With a change to surface water many municipalities have had episodes of poor water quality that are the result of several factors. This memo is intended to give a little background on why conversion was necessary in the Houston area, a discussion of what those factors are, and recommendations on what to do as we move forward.
Our conversion to surface water in the Houston area is the result of subsidence, but many areas of Texas use surface water because of a lack of ground water. Surface water differs from ground water in many ways but of particular importance is that it has naturally occurring organic material in it. This is important because when disinfected with chlorine, this material forms byproducts that are shown to be carcinogenic. The byproducts are many and generally classified as either haloacetic acids or as trihalomethanes. Collectively they are called disinfection byproducts (DBPs) and are now regulated by the EPA. To avoid the formation of DBPs, many entities supplying surface water changed from using straight chlorine to chloramines, chlorine dioxide, or other disinfectants. Chloramines were the disinfectant of choice in Houston. Making chloramines is a tricky process, and the addition of too much chlorine can form Di- and Trichloramines that have a bad taste and odor. If chlorinated water were blended with chloraminated water the free chlorine residual would combine with the chloramines and form Di- and Trichloramines. This would be undesirable and thus the reason that all the regional water suppliers asked their customers to match their form of disinfection. To read the entire article, please click here.
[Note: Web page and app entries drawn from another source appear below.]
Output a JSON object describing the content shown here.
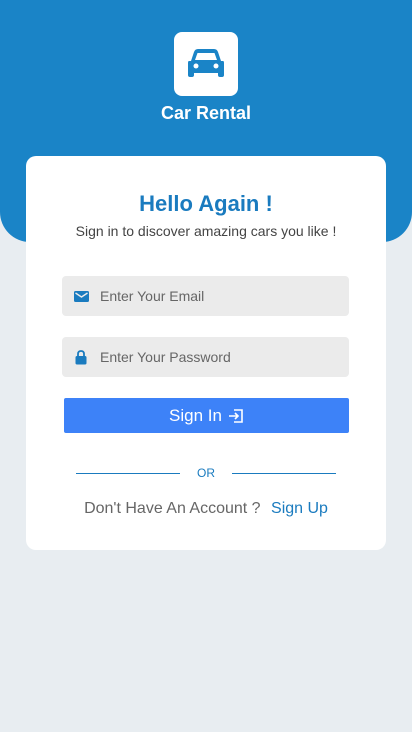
{
  "app": {
    "title": "Car Rental",
    "logo_icon": "car-icon"
  },
  "colors": {
    "primary": "#1a84c7",
    "button": "#3d82f8",
    "background": "#e8edf1"
  },
  "card": {
    "heading": "Hello Again !",
    "subtitle": "Sign in to discover amazing cars you like !"
  },
  "form": {
    "email": {
      "placeholder": "Enter Your Email",
      "value": "",
      "icon": "mail-icon"
    },
    "password": {
      "placeholder": "Enter Your Password",
      "value": "",
      "icon": "lock-icon"
    },
    "signin_label": "Sign In",
    "signin_icon": "login-icon"
  },
  "divider": {
    "label": "OR"
  },
  "signup": {
    "question": "Don't Have An Account ?",
    "link_label": "Sign Up"
  }
}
In 1998 the Environmental Protection Agency (EPA) mandated that the country’s states impose limitations on nutrients entering its surface water resources. The primary nutrients targeted are nitrogen and phosphorus for their ability to severely impact the quality of the nation’s surface waters. In extreme quantities, these nutrients can cause eutrophication which is the rapid growth of algae, commonly referred to as algae blooms, and hypoxia or areas of rapid phytoplankton growth. Inland blooms are very unsightly, can kill aquatic life by reducing the dissolved oxygen concentrations and impart taste and odor problems for drinking water plants. In recent years hypoxia has received media attention as the limits of the “dead zone” in the Gulf of Mexico have been mapped. In accordance with the EPA’s mandate, the Texas Commission on Environmental Quality (TCEQ) began the laborious process of quantifying the problem through stream testing, identification of sources, a review of technological capabilities for nutrient removal and establishing a priority for nutrient reductions. The TCEQ’s State Implementation Plan calls for the reduction of nutrients and as such the TCEQ has begun writing discharge permits with technology based limits. To read the entire article, please click here.